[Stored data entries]
◇ ◇ ◇ ◇ ◇ ◇ ◇

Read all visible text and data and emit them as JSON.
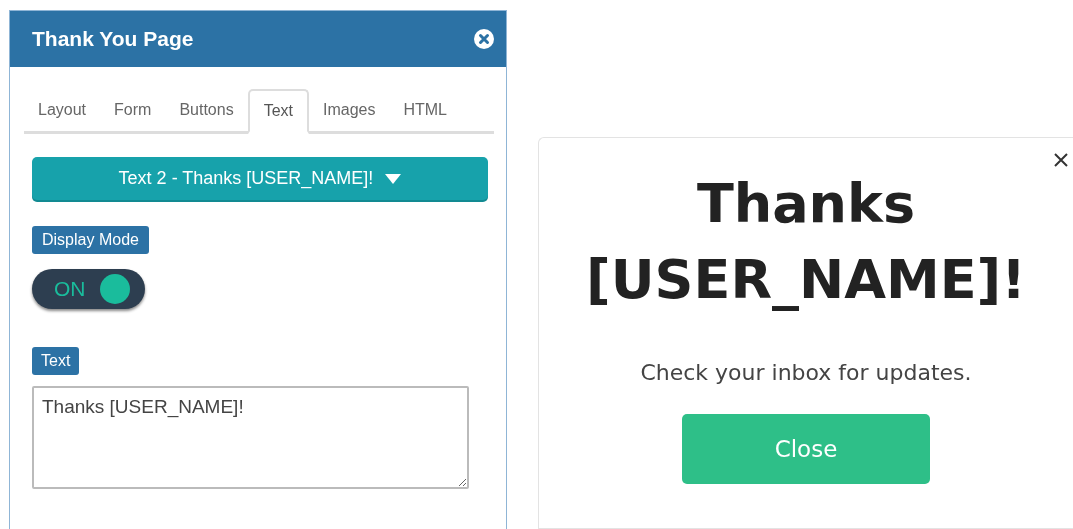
{
  "panel": {
    "title": "Thank You Page",
    "tabs": [
      {
        "label": "Layout",
        "selected": false
      },
      {
        "label": "Form",
        "selected": false
      },
      {
        "label": "Buttons",
        "selected": false
      },
      {
        "label": "Text",
        "selected": true
      },
      {
        "label": "Images",
        "selected": false
      },
      {
        "label": "HTML",
        "selected": false
      }
    ],
    "dropdown": {
      "value": "Text 2 - Thanks [USER_NAME]!"
    },
    "display_mode": {
      "label": "Display Mode",
      "on": true,
      "state_label": "ON"
    },
    "text_field": {
      "label": "Text",
      "value": "Thanks [USER_NAME]!"
    }
  },
  "preview": {
    "heading": "Thanks [USER_NAME]!",
    "message": "Check your inbox for updates.",
    "button": "Close"
  }
}
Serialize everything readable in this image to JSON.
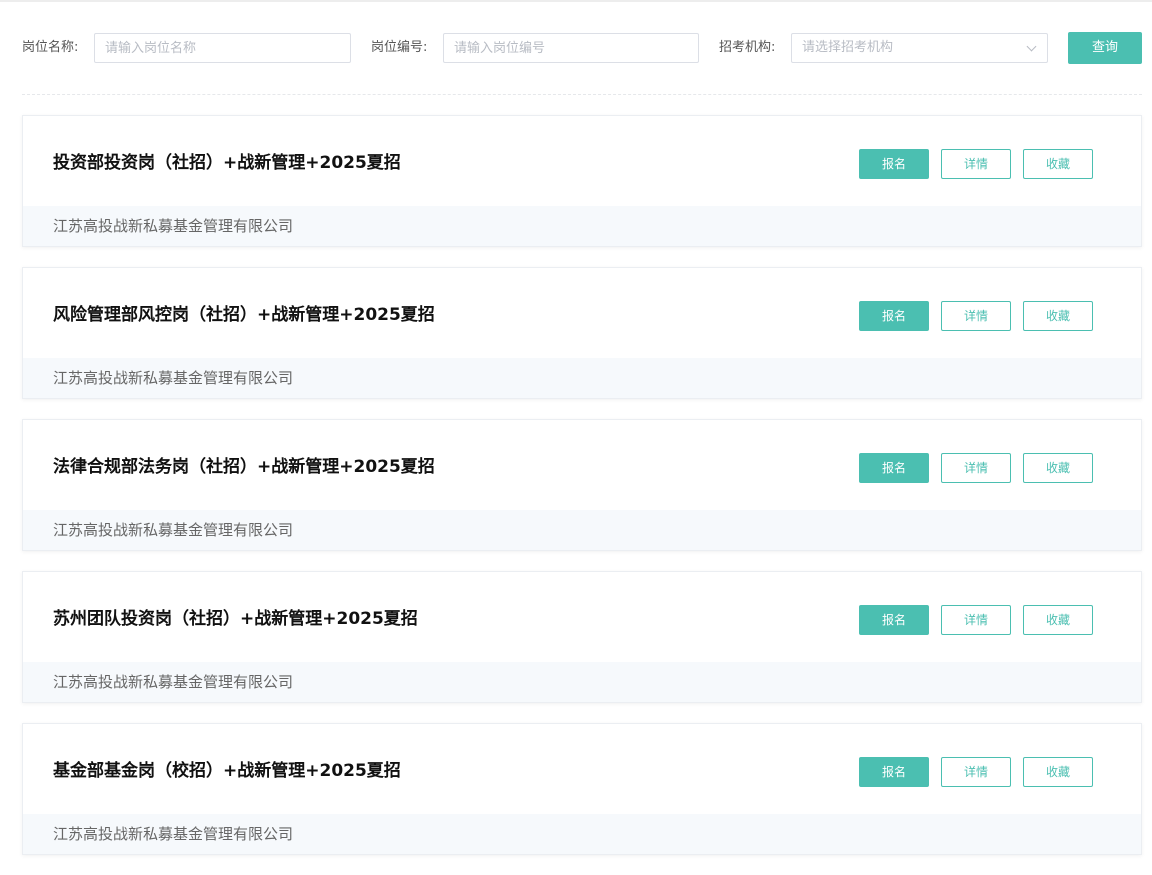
{
  "search": {
    "position_name_label": "岗位名称:",
    "position_name_placeholder": "请输入岗位名称",
    "position_code_label": "岗位编号:",
    "position_code_placeholder": "请输入岗位编号",
    "org_label": "招考机构:",
    "org_placeholder": "请选择招考机构",
    "query_label": "查询"
  },
  "buttons": {
    "apply": "报名",
    "detail": "详情",
    "favorite": "收藏"
  },
  "jobs": [
    {
      "title": "投资部投资岗（社招）+战新管理+2025夏招",
      "company": "江苏高投战新私募基金管理有限公司"
    },
    {
      "title": "风险管理部风控岗（社招）+战新管理+2025夏招",
      "company": "江苏高投战新私募基金管理有限公司"
    },
    {
      "title": "法律合规部法务岗（社招）+战新管理+2025夏招",
      "company": "江苏高投战新私募基金管理有限公司"
    },
    {
      "title": "苏州团队投资岗（社招）+战新管理+2025夏招",
      "company": "江苏高投战新私募基金管理有限公司"
    },
    {
      "title": "基金部基金岗（校招）+战新管理+2025夏招",
      "company": "江苏高投战新私募基金管理有限公司"
    }
  ],
  "colors": {
    "accent": "#4bbfb1",
    "footer_bg": "#f6f9fc"
  }
}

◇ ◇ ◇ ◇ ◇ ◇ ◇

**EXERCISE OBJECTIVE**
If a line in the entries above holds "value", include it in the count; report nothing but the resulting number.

**ANSWER SECTION**
2